Karen: One thing that challenged me was adjusting to always being around a community, even during sleep and meals. This also ended up being one of my favorite things about the program, but at first, it was certainly a love-hate relationship, wanting to be around others but then at other times, needing to find privacy and space to myself.
The community gathers to share three meals a day in the Sivananda Dining Hall however, fortunately, there is no lack of space to stretch out as the Ashram grounds spread across 750 acres of forest in the foothills of the Blue Ridge Mountains, Virginia. The LYT program provides free time for self-reflection and rest, and for those who enjoy moving meditations or connect best amidst nature’s beauty, a stroll to one of the Ashram’s majestic shrines can be a daily joy.
3. Greatest takeaways from the experience?
Ninette: After four years, the lessons still come. There is so much I gained. First- Karma Yoga. I liked that phrase, Karma Yoga, as I would cringe at the term ‘service’. But now, when I see how even my smallest actions can make an impact for someone else, I realize this understanding has made me a better person in all aspects of my life.
The Ashram relies on the self-less service of every individual to support the community and LYT participants do their part performing 21 hours of Karma Yoga each week in morning or afternoon shifts.

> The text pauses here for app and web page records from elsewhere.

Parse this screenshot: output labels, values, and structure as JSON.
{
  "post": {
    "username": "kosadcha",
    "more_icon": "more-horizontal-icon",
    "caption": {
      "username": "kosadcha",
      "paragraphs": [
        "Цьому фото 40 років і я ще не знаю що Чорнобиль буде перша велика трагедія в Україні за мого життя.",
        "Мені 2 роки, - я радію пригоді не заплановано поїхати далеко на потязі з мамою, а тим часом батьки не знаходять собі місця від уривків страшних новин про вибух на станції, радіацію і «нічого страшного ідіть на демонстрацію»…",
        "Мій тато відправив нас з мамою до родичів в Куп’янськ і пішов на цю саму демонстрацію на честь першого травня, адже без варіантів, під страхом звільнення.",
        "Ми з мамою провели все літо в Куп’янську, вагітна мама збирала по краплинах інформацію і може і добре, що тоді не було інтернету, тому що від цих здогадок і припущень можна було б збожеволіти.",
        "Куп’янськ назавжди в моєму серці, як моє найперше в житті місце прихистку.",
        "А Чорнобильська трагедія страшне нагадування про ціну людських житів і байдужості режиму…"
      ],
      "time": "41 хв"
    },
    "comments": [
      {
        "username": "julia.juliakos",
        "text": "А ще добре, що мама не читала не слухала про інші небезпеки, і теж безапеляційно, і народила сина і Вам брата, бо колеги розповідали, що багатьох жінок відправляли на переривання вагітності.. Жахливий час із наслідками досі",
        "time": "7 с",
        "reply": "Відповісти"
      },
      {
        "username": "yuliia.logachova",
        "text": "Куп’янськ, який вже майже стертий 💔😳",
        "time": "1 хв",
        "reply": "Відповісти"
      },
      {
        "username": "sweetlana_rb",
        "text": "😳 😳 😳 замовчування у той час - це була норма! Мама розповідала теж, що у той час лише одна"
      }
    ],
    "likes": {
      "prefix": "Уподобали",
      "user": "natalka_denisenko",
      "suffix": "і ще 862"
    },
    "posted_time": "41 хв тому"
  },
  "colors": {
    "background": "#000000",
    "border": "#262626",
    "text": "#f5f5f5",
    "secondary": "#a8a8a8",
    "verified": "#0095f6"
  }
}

Service may be in the kitchen, on the farm, housekeeping or landscaping.
Karen: I realized that every moment of life is an opportunity to practice awareness. The mundane aspects of daily life are as significant as the greatest milestones and the divine is in every aspect of our existence, within everything and everyone around us. Committing to a change in my lifestyle created a massive shift in my entire perspective of life that has sustained itself through today.
Roy: Two weeks in I knew I was going to stay for the Ashram Yogi Farm program. I felt great and Yogaville was beautiful. Sharing my meals with friends, day after day, made me happy in ways I’d wanted to feel for a long time: connected, cared for and interested. After years of thinking of gardening, I was about to get the opportunity to serve a community while I learned how to grow organic produce. Yes please.
Following the successful completion of the LYT program, individuals are able to extend their stay at the Ashram through the Ashram Yogi Program, a commitment of two or more months working around the Ashram, at the farm, or in the kitchen. For shorter periods of service, LYT alumni can return to the Ashram to work as a support staff member for as few as three nights to a stay of six weeks.
4. Who can benefit from the LYT program?
Roy: Well aside from everyone, I’d say that 40 to 50-year-old guys, who after having sat in office chairs for about 20 years and eating wings regularly, are trying to live healthier lifestyles. Those guys have tons to benefit from the LYT program.
Karen: Anyone interested in truly learning the meaning of inner focus and development, and how our relationship with Self impacts the world around us every moment. The lessons extend far beyond the time spent at Yogaville and continue to present themselves again and again in my daily life.
Ninette: I can’t recommend the LYT program enough for anyone on the yogic path or even just exploring spirituality. The growth, compassion, grounding and overall foundation I found here, is unsurpassed.